Warwick is a novel about Richard Neville, the Earl of Warwick who was also known as The Kingmaker. He is credited with putting Edward IV on the throne during the Wars of the Roses, a 15th century conflict between two branches of the Plantagenet family – the Lancasters and the Yorks.
I liked this portrayal of Warwick, he did seem a bit stiff sometimes – too good – but I liked that it wasn’t the standard textbook version of him you always see. Normally when you read a book about the Wars of the Roses, Warwick is portrayed as an extremely ambitious man and while he is ambitious in this novel we also get to see a more human side of him. Yes, the Warwick in this book chooses the course most advantageous to him and his family but we see the reasons and emotions behind his decisions. Some would have us believe that Warwick changed sides in the conflict simply because he was furious at Edward for marrying Elizabeth Woodville but it is much more complex that that. After that he was prepared to do whatever it took to see one of his daughters on the throne and he was was ultimately successful in this, if only briefly. This Warwick is portrayed as a man of intelligence and forethought, NOT JUST ruthless ambition. In this novel you see more of his personal relationships with people – his father, his brother, his wife, his mistress, etc.
There is a really good balance between the battles of the time and the story of the man himself. This is a book that, really, could be read by anyone, there is a perfect balance between the battles and the love story to suit everyone. Unlike other books that are aimed at one genre or the other this has just enough of both and not too much of either. The romance in Riches’ books isn’t cheesy. The level of historical detail is excellent. There is accuracy in the context. It is apparent that Riches did and enormous amount of research. Warwick as a character develops throughout the novel. The only slight criticism I have is that the book seemed to focus on the big events without really touching on what happened in between but I understand that trying to fit such a big time period into 300-odd pages is a hard task. It was really easy to read, even the parts about the battles but it wasn’t dumbed down. The story flowed well. It could have been a bit longer, as I said before it felt like it squashed a lot into it’s 300 pages and skimmed some pieces of important history but I still really enjoyed it. This book is not as polished as Riches other two novels, Owen and Jasper but I think this was my favourite out of the three.
This was a great insight into a very turbulent time in history and a good portrayal of a man we usually only see as a side character in books about Edward IV or Elizabeth Woodville.

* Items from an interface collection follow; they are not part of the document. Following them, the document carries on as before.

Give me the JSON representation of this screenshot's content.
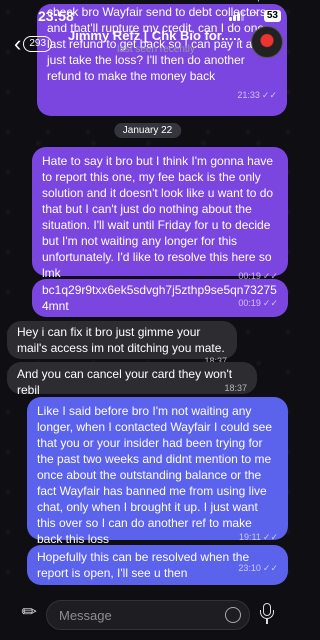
{
  "status": {
    "time": "23:58",
    "battery": "53"
  },
  "header": {
    "back_count": "293",
    "title": "Jimmy Refz [ Chk Bio for...",
    "subtitle": "last seen recently"
  },
  "date_divider": "January 22",
  "messages": [
    {
      "text": "Not sure there's much that can be done, check bro Wayfair send to debt collectors and that'll rupture my credit, can I do one last refund to get back so I can pay it and just take the loss? I'll then do another refund to make the money back",
      "time": "21:33",
      "dir": "out"
    },
    {
      "text": "Hate to say it bro but I think I'm gonna have to report this one, my fee back is the only solution and it doesn't look like u want to do that but I can't just do nothing about the situation. I'll wait until Friday for u to decide but I'm not waiting any longer for this unfortunately. I'd like to resolve this here so lmk",
      "time": "00:19",
      "dir": "out"
    },
    {
      "text": "bc1q29r9txx6ek5sdvgh7j5zthp9se5qn732754mnt",
      "time": "00:19",
      "dir": "out"
    },
    {
      "text": "Hey i can fix it bro just gimme your mail's access im not ditching you mate.",
      "time": "18:37",
      "dir": "in"
    },
    {
      "text": "And you can cancel your card they won't rebil",
      "time": "18:37",
      "dir": "in"
    },
    {
      "text": "Like I said before bro I'm not waiting any longer, when I contacted Wayfair I could see that you or your insider had been trying for the past two weeks and didnt mention to me once about the outstanding balance or the fact Wayfair has banned me from using live chat, only when I brought it up. I just want this over so I can do another ref to make back this loss",
      "time": "19:11",
      "dir": "out"
    },
    {
      "text": "Hopefully this can be resolved when the report is open, I'll see u then",
      "time": "23:10",
      "dir": "out"
    }
  ],
  "input": {
    "placeholder": "Message"
  },
  "colors": {
    "outgoing": "#7b46e0",
    "outgoing_late": "#5b62ec",
    "incoming": "#2c2c31",
    "background": "#0e0e13"
  }
}
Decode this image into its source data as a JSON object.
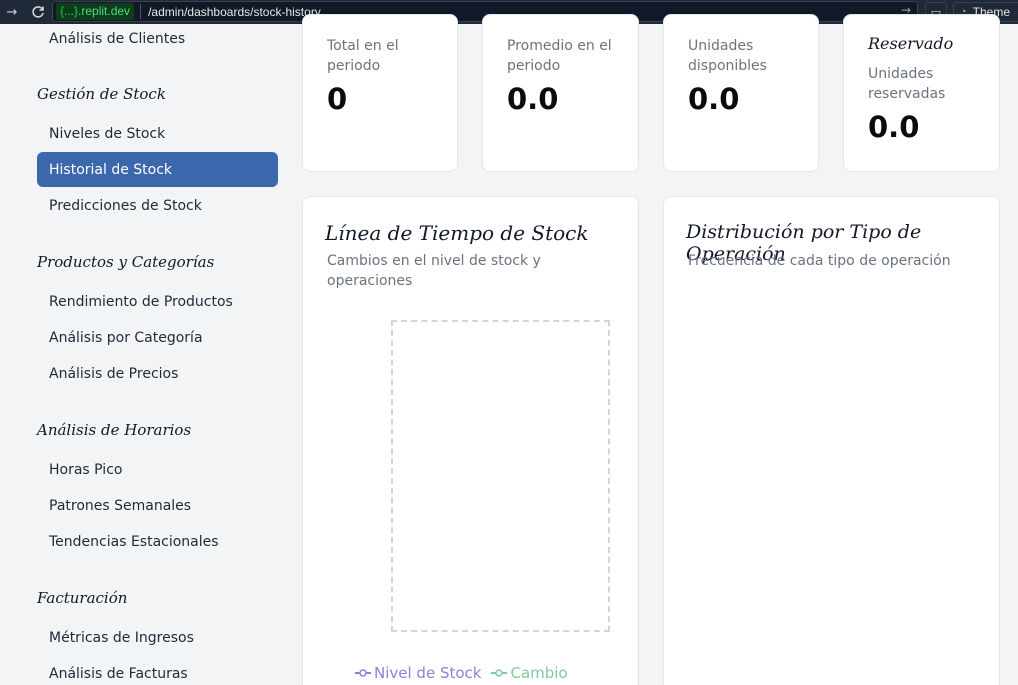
{
  "browser": {
    "domain_prefix": "{...}",
    "domain": ".replit.dev",
    "path": "/admin/dashboards/stock-history",
    "theme_label": "Theme"
  },
  "sidebar": {
    "top_item": "Análisis de Clientes",
    "sections": [
      {
        "title": "Gestión de Stock",
        "items": [
          "Niveles de Stock",
          "Historial de Stock",
          "Predicciones de Stock"
        ]
      },
      {
        "title": "Productos y Categorías",
        "items": [
          "Rendimiento de Productos",
          "Análisis por Categoría",
          "Análisis de Precios"
        ]
      },
      {
        "title": "Análisis de Horarios",
        "items": [
          "Horas Pico",
          "Patrones Semanales",
          "Tendencias Estacionales"
        ]
      },
      {
        "title": "Facturación",
        "items": [
          "Métricas de Ingresos",
          "Análisis de Facturas"
        ]
      }
    ],
    "active_item": "Historial de Stock"
  },
  "stats": {
    "total": {
      "label": "Total en el periodo",
      "value": "0"
    },
    "promedio": {
      "label": "Promedio en el periodo",
      "value": "0.0"
    },
    "disponibles": {
      "label": "Unidades disponibles",
      "value": "0.0"
    },
    "reservado": {
      "title": "Reservado",
      "label": "Unidades reservadas",
      "value": "0.0"
    }
  },
  "timeline": {
    "title": "Línea de Tiempo de Stock",
    "subtitle": "Cambios en el nivel de stock y operaciones",
    "legend": [
      {
        "label": "Nivel de Stock",
        "color": "#8884d8"
      },
      {
        "label": "Cambio",
        "color": "#82ca9d"
      }
    ]
  },
  "distribution": {
    "title": "Distribución por Tipo de Operación",
    "subtitle": "Frecuencia de cada tipo de operación"
  },
  "chart_data": {
    "type": "line",
    "title": "Línea de Tiempo de Stock",
    "x": [],
    "series": [
      {
        "name": "Nivel de Stock",
        "values": []
      },
      {
        "name": "Cambio",
        "values": []
      }
    ]
  }
}
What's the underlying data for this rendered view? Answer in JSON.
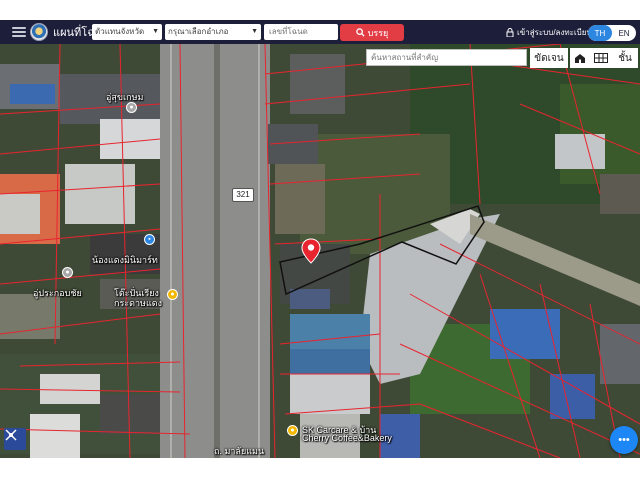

You don’t often see novels focusing solely on him so it was nice to see him brought into the limelight. He was someone who drove and changed history and deserves to be looked at in more depth.